◆ Task instructions:
Check each line of the data below for the word "laptop", then extract the ones that have it.

◆ Records for this task:
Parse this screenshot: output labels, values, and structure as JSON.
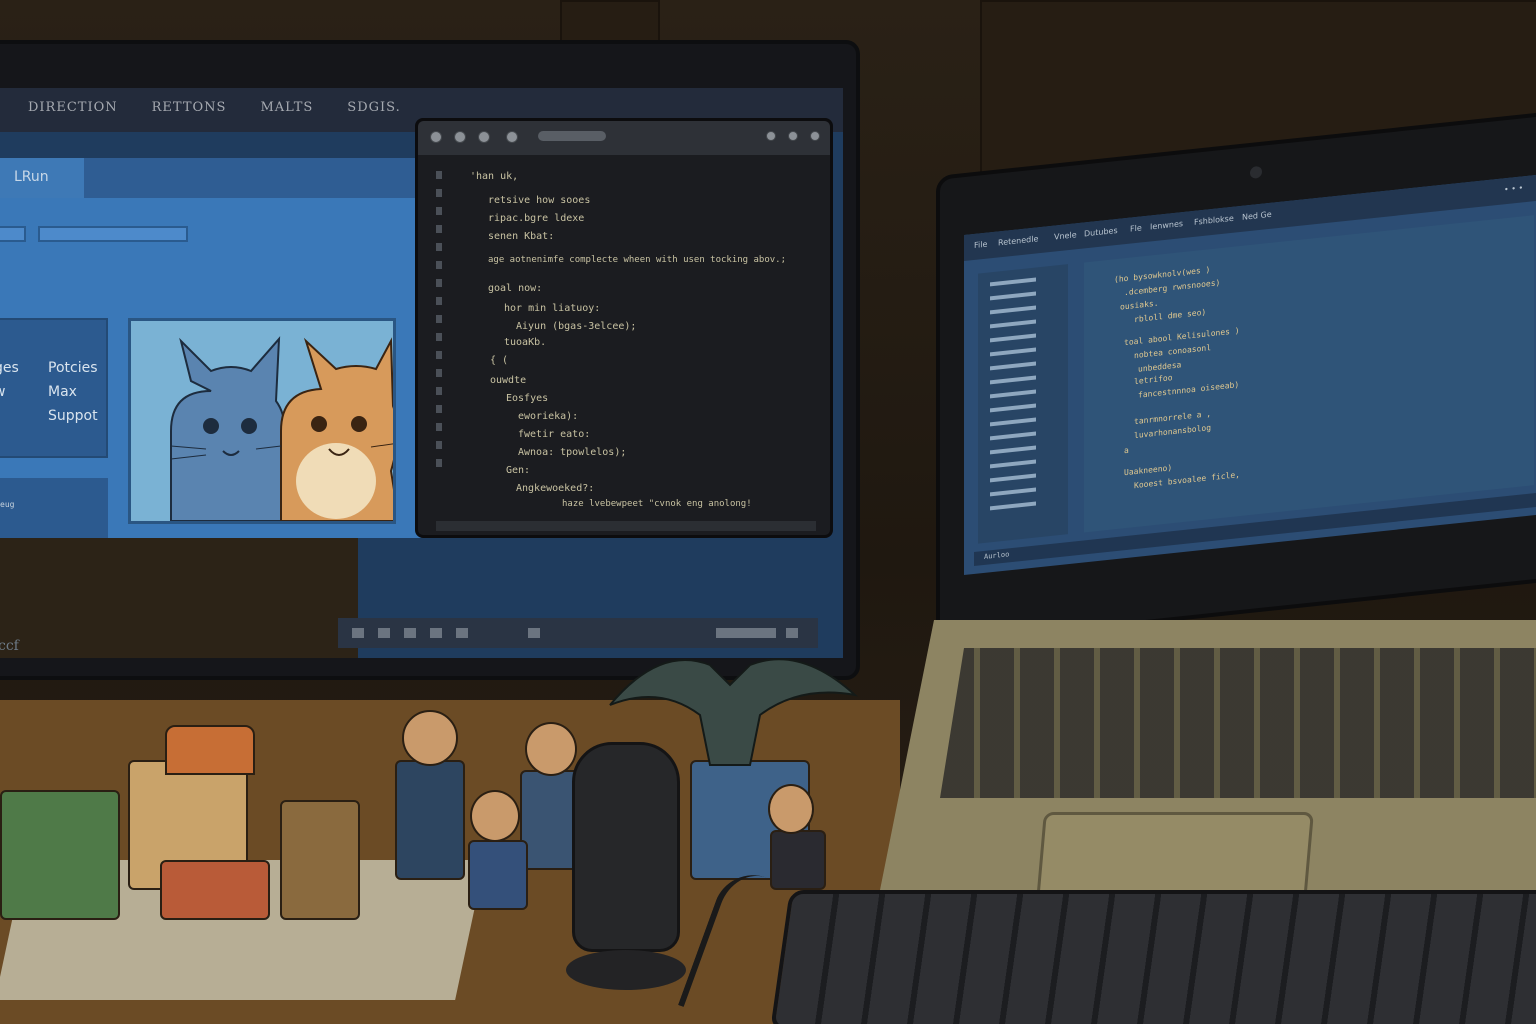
{
  "scene": "desk with monitor, code window, laptop and toys",
  "monitor": {
    "menu": [
      "DIRECTION",
      "RETTONS",
      "MALTS",
      "SDGIS."
    ],
    "tab": "LRun",
    "nav": [
      "Potcies",
      "Max",
      "Suppot"
    ],
    "nav_left_partial": [
      "ges",
      "w"
    ],
    "lower_text": "eug",
    "dark_panel_text": "ccf"
  },
  "code_window": {
    "lines": [
      "'han uk,",
      "retsive how sooes",
      "ripac.bgre ldexe",
      "senen Kbat:",
      "age aotnenimfe complecte wheen with usen tocking abov.;",
      "goal now:",
      "hor min liatuoy:",
      "Aiyun (bgas-3elcee);",
      "tuoaKb.",
      "{ (",
      "ouwdte",
      "Eosfyes",
      "eworieka):",
      "fwetir eato:",
      "Awnoa: tpowlelos);",
      "Gen:",
      "Angkewoeked?:",
      "haze lvebewpeet \"cvnok eng anolong!"
    ]
  },
  "laptop": {
    "menu": [
      "File",
      "Retenedle",
      "Vnele",
      "Dutubes",
      "Fle",
      "Ienwnes",
      "Fshblokse",
      "Ned Ge"
    ],
    "code_lines": [
      "(ho bysowknolv(wes )",
      ".dcemberg rwnsnooes)",
      "ousiaks.",
      "rbloll dme seo)",
      "toal abool Kelisulones )",
      "nobtea conoasonl",
      "unbeddesa",
      "letrifoo",
      "fancestnnnoa oiseeab)",
      "tanrmnorrele a ,",
      "luvarhonansbolog",
      "a",
      "Uaakneeno)",
      "Kooest bsvoalee ficle,"
    ],
    "status": "Aurloo"
  }
}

◆ Task solution:
  "scene": "desk with monitor, code window, laptop and toys",
  "laptop": {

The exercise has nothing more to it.